Julea: So an employer that is willing to hire a candidate without meeting them in person has an edge over an employer that is not willing to do so?

Stacy: Absolutely. That employer automatically gains an advantage over their competition that does not want to hire in that fashion or is afraid to hire in that fashion. Some of our clients have the attitude right now that they want to recruit talent from their competition and we are helping them to do it. It’s the right attitude to have to want to hire the best talent and the best talent may be working for your competition.

As I said earlier, if you’re willing to hire a candidate without meeting them in person due to the current situation, then that is a sign that you are a forward-thinking organization. We’ve talked about the importance of employers branding before on the podcast, and branding your organization as forward-thinking is one of the best ways that you can brand it. Candidates and job seekers want to work for a forward-thinking organization, and if they’re interviewing with your company, then they must already believe that their current employer is not forward-thinking enough.

There’s something else that employers should consider, too.

Julea: What’s that Stacy?

Stacy: Right now, we don’t have any idea when some employers will be able to start holding in-person interviews with job candidates. It could be a month. It could be two or three. It could be more.

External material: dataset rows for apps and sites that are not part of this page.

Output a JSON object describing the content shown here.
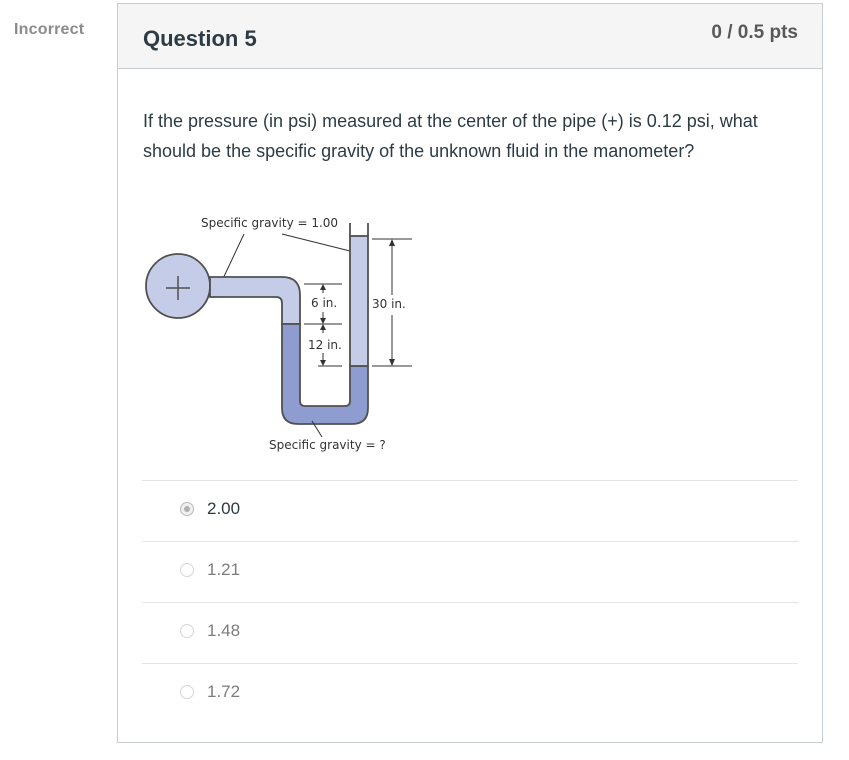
{
  "status": "Incorrect",
  "question": {
    "title": "Question 5",
    "points": "0 / 0.5 pts",
    "text": "If the pressure (in psi) measured at the center of the pipe (+) is 0.12 psi, what should be the specific gravity of the unknown fluid in the manometer?"
  },
  "diagram": {
    "label_top": "Specific gravity = 1.00",
    "label_bottom": "Specific gravity = ?",
    "dim_6": "6 in.",
    "dim_12": "12 in.",
    "dim_30": "30 in."
  },
  "answers": [
    {
      "label": "2.00",
      "selected": true
    },
    {
      "label": "1.21",
      "selected": false
    },
    {
      "label": "1.48",
      "selected": false
    },
    {
      "label": "1.72",
      "selected": false
    }
  ],
  "colors": {
    "light_fluid": "#c5cce8",
    "dark_fluid": "#8e9ccf",
    "outline": "#505050"
  }
}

Having said that we do currently have employers who are still conducting face to face interviews. But until there’s a vaccine for the COVID-19 virus, there are some candidates who are not going to want to fly across the country for an in-person interview, even if the government says that it’s okay to do so.

Julea: So things aren’t going to revert 100% to the way they were once the virus slows down?

Stacy: That’s right. First, the marketplace is going to come back in stages, depending upon the industry in which you work and the state in which you live. So even when we get to the other side of this crisis, employers are going to have to implement new hiring strategies and techniques, and one of those strategies is hiring an employee remotely or hiring one without meeting them in person.

Julea: It sounds like employers will have to be flexible and be willing to move with market conditions, regardless of what those conditions are.

Stacy: That’s a good way to put it. That’s exactly right, and when you think about it, that’s what employers should be doing no matter what market conditions are. Ideally, they’re proactive about meeting the challenges that exist in the marketplace and overcoming those challenges with creative ideas and innovation. The circumstances that exist right now are no different.

Think about the market during the last several years. It was a better economy, for sure, but there were still challenges. It was a candidate-driven market, which means that top talent was difficult to find, recruit, and hire. That type of market had its own challenges, and those challenges had to be overcome in order for employers to thrive and prosper. Today’s market also offers challenges, although they’re different than what we’ve seen during the last several years. It’s up to Animal Health and Veterinary employers—and all employers, really—to do what is necessary to rise to the challenge and become creative with how they do things, including interviewing and hiring.

Julea: Stacy, this is great information about the current state of the marketplace and the creative ways that Animal Health and Veterinary employers are hiring because of it.

Stacy: Julea, I hope this information is helpful and takes some of the fear out of it for both employers and candidates when it comes to extending and accepting an offer without meeting in person. Julea, I look forward to our next episode of The Animal Health and Veterinary Employment Insider!

Julea: That’s all for today’s show. For Stacy Pursell and everyone at The VET Recruiter, thank for your listening and we invite you to join us next time when we address more employment issues in the Animal Health industry and Veterinary profession. We hope that you’ll join us then!